A team of British engineers has broken the world speed record for a steam-powered car in



The steam car, Inspiration, recorded an average speed of 139.843mph (225.06km/h) at Edwards Air Force Base in the Mojave Desert, breaking the old record that has stood for more than 100 years.

Driver Charles Burnett III piloted the car for both runs, reaching a peak speed of 136.103mph on the first run and 151.085mph on the second. The new international record, which is subject to official confirmation by the FIA, breaks the previous official FIA record of 127mph set in 1906 by American driver Fred Marriott, who drove a Stanley Steamer at Daytona Beach.

Charles Burnett III commented after his record-breaking run that the Inspiration car took 10 years to develop and had to overcome numerous engineering challenges.

‘What we have achieved today is a true testament to British engineering, good teamwork and perseverance,’ he said.

Project manager Matt Candy said the car outperformed its test runs in Britain.

‘The British steam car takes 2.5 miles to accelerate and after the measured mile, a further 2.5 miles to decelerate - so each run was more than 6.5 miles,’ he added. ‘The FIA requires that the return run takes place within 60 minutes. The times of the two runs are then averaged to obtain the official recorded speed.

‘Compared to the testing we did in Britain, the British steam car ran 12 times the distance and twice the maximum speed - all within one hour. It’s been a huge challenge for all.’

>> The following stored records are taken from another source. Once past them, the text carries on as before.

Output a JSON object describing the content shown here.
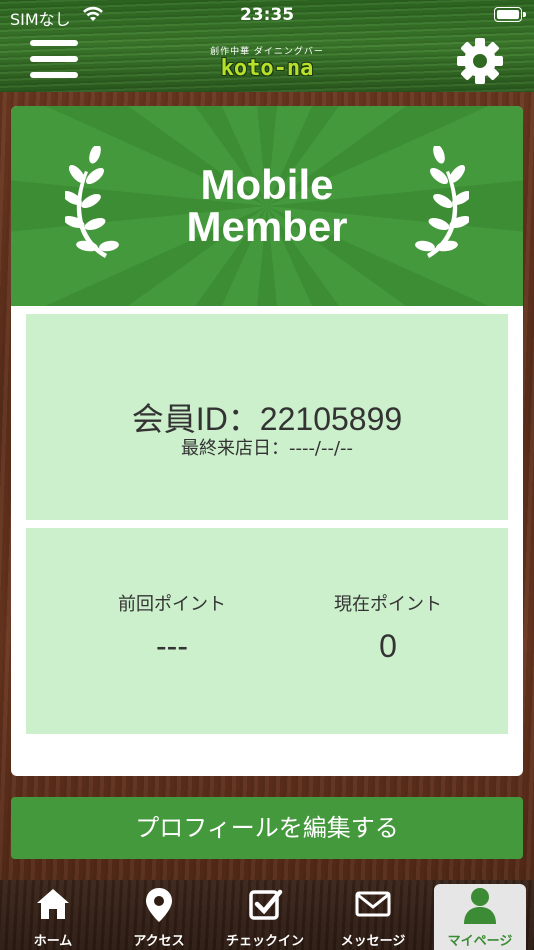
{
  "status_bar": {
    "carrier": "SIMなし",
    "time": "23:35"
  },
  "header": {
    "logo_sub": "創作中華  ダイニングバー",
    "logo_main": "koto-na",
    "menu_icon": "hamburger-menu-icon",
    "settings_icon": "gear-icon"
  },
  "card": {
    "title_line1": "Mobile",
    "title_line2": "Member",
    "member_id": "会員ID：22105899",
    "last_visit": "最終来店日：----/--/--",
    "previous_points_label": "前回ポイント",
    "previous_points_value": "---",
    "current_points_label": "現在ポイント",
    "current_points_value": "0"
  },
  "edit_profile_label": "プロフィールを編集する",
  "tabs": [
    {
      "label": "ホーム",
      "icon": "home-icon"
    },
    {
      "label": "アクセス",
      "icon": "map-pin-icon"
    },
    {
      "label": "チェックイン",
      "icon": "checkbox-icon"
    },
    {
      "label": "メッセージ",
      "icon": "envelope-icon"
    },
    {
      "label": "マイページ",
      "icon": "user-icon"
    }
  ],
  "colors": {
    "accent_green": "#45993d",
    "panel_green": "#ccefcc",
    "active_tab_text": "#3c8b35"
  }
}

To read The Engineer’s Cover Feature about Inspiration, click here: